- Instructions for the task: With the line that contains "Convert this screenshot" as the first line, output exactly every line through the end of the material.

^^^^^^^^

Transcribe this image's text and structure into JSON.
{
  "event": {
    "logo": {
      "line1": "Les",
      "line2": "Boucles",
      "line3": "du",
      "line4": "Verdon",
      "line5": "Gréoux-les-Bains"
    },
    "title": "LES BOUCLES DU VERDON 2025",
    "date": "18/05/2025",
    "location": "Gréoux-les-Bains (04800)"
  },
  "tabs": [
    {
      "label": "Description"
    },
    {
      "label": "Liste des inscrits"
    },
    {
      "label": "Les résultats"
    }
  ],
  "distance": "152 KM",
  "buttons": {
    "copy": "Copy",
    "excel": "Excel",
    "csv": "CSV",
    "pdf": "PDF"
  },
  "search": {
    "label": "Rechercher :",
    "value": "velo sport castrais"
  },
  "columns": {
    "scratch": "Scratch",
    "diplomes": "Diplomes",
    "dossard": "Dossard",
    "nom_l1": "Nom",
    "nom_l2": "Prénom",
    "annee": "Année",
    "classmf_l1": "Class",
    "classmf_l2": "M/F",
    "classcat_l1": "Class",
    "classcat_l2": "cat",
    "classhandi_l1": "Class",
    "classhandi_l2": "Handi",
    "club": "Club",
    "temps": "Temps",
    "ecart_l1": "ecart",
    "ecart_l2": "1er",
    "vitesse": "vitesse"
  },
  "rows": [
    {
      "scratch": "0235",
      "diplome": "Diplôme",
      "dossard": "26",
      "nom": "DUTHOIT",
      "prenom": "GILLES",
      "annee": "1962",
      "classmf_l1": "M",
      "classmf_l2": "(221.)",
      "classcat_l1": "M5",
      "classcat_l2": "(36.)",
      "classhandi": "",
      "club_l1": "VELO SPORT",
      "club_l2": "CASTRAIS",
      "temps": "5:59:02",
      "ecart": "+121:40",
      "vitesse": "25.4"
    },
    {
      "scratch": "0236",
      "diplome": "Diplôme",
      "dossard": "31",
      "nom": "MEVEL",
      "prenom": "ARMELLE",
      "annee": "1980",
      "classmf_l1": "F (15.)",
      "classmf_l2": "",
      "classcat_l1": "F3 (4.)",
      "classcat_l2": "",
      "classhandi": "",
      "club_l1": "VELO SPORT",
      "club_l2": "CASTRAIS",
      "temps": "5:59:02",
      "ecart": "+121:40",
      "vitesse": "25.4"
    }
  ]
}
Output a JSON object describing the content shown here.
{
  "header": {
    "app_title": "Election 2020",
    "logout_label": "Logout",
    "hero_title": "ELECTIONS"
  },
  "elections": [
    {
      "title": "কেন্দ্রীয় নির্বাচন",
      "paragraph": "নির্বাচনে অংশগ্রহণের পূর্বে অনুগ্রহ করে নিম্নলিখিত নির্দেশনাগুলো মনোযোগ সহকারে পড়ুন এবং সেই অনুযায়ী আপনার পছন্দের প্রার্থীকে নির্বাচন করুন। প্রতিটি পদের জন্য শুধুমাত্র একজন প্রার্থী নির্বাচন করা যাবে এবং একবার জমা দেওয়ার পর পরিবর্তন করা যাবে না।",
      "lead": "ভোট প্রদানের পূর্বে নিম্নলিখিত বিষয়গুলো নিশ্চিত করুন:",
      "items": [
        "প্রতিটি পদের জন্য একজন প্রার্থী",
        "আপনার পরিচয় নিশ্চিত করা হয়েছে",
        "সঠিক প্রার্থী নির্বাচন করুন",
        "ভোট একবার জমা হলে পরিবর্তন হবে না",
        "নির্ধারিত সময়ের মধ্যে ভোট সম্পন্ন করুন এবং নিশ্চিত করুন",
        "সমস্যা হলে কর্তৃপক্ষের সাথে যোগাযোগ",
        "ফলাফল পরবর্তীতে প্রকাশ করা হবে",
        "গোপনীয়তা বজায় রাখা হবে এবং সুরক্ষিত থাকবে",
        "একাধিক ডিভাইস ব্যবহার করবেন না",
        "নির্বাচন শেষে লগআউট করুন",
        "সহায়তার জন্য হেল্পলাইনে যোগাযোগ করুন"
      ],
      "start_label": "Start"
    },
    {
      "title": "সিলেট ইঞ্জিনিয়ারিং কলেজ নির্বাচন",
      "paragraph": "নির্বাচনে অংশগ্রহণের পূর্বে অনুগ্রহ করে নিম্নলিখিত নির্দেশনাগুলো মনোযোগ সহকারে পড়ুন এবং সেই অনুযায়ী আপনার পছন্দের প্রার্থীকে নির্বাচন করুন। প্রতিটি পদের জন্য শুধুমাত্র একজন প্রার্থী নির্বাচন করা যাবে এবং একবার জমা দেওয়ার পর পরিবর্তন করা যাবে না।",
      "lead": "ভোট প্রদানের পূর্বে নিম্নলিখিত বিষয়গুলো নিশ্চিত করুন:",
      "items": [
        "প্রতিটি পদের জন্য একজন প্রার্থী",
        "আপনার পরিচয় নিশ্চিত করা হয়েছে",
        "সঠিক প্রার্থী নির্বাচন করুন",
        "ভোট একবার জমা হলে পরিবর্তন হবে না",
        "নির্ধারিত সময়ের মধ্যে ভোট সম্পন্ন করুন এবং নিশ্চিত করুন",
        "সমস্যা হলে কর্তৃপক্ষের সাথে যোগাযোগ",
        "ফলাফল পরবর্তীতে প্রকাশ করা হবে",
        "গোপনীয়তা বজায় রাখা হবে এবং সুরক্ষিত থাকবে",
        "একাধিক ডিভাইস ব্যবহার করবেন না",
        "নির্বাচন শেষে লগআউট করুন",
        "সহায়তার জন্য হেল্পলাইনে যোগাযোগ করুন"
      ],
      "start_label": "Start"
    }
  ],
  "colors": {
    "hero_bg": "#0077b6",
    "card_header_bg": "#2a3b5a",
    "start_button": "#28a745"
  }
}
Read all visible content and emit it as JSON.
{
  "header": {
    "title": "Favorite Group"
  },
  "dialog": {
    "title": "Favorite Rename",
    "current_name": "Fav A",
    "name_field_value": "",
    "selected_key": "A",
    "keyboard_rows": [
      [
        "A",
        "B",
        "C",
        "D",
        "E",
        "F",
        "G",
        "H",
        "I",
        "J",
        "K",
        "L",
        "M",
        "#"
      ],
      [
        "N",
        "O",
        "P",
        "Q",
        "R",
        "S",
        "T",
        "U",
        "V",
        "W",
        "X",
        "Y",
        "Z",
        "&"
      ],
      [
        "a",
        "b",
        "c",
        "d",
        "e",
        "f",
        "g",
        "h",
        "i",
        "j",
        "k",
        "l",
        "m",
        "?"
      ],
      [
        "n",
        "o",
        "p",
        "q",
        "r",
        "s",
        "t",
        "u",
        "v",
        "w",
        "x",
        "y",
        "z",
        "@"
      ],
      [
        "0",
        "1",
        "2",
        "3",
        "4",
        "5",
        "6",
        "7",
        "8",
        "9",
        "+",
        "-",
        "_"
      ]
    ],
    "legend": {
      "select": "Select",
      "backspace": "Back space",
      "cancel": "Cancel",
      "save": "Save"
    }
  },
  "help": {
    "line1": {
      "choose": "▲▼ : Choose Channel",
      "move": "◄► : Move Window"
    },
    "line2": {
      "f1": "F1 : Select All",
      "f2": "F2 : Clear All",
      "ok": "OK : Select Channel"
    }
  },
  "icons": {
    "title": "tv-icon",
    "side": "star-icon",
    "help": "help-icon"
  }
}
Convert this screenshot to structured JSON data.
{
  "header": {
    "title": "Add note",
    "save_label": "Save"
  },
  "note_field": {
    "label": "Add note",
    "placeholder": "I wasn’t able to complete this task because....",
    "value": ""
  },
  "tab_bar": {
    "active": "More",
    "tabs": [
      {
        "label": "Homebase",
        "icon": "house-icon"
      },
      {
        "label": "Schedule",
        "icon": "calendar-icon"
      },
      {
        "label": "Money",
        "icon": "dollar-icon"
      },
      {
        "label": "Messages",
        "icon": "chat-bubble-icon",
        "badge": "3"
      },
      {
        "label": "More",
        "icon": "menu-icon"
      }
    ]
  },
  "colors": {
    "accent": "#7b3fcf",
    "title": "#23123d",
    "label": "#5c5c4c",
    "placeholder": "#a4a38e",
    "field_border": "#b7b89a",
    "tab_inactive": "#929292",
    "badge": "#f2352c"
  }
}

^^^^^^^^

- Reply to the exercise:
Convert this screenshot to structured JSON data.
{
  "header": {
    "title": "Add note",
    "save_label": "Save"
  },
  "note_field": {
    "label": "Add note",
    "placeholder": "I wasn’t able to complete this task because....",
    "value": ""
  },
  "tab_bar": {
    "active": "More",
    "tabs": [
      {
        "label": "Homebase",
        "icon": "house-icon"
      },
      {
        "label": "Schedule",
        "icon": "calendar-icon"
      },
      {
        "label": "Money",
        "icon": "dollar-icon"
      },
      {
        "label": "Messages",
        "icon": "chat-bubble-icon",
        "badge": "3"
      },
      {
        "label": "More",
        "icon": "menu-icon"
      }
    ]
  },
  "colors": {
    "accent": "#7b3fcf",
    "title": "#23123d",
    "label": "#5c5c4c",
    "placeholder": "#a4a38e",
    "field_border": "#b7b89a",
    "tab_inactive": "#929292",
    "badge": "#f2352c"
  }
}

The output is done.